■ **WHAT YOU SHOULD DO**
A complete answer includes every line below with the word "title".

■ **GIVEN INFORMATION**
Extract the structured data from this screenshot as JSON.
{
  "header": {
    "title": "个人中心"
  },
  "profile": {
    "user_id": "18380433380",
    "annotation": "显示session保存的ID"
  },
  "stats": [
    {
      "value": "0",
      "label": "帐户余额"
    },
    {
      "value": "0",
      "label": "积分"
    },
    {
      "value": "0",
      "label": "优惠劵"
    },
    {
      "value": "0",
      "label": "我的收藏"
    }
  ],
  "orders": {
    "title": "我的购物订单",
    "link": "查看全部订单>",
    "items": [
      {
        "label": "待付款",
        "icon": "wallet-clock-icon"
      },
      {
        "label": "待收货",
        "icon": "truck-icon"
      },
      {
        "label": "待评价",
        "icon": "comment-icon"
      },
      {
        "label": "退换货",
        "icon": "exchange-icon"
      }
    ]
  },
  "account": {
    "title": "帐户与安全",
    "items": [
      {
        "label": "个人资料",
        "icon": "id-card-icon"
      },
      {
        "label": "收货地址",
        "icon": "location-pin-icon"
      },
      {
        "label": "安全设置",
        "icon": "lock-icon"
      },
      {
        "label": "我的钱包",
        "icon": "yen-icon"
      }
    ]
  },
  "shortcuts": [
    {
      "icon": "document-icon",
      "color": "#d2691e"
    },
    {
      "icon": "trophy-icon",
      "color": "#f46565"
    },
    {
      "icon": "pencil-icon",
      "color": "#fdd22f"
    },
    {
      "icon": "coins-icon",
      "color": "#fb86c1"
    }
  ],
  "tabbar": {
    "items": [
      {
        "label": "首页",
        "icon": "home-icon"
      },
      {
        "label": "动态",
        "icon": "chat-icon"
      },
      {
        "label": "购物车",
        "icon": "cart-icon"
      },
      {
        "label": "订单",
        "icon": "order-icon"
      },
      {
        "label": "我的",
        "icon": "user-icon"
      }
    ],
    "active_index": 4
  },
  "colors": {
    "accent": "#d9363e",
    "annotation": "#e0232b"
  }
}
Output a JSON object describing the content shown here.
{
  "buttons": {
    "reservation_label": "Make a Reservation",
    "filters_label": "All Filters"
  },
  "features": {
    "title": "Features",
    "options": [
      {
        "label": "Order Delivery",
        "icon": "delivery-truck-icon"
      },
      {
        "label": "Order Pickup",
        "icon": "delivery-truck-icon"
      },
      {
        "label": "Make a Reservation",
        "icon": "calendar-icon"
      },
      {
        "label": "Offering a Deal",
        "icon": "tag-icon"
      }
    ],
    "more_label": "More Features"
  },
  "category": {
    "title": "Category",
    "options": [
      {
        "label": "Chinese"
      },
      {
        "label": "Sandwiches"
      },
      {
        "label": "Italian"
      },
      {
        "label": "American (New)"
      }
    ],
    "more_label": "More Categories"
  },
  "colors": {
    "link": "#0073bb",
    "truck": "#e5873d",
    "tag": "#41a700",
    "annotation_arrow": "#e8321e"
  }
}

■ **RESPONSE**
    "title": "个人中心"
    "title": "我的购物订单",
    "title": "帐户与安全",
    "title": "Features",
    "title": "Category",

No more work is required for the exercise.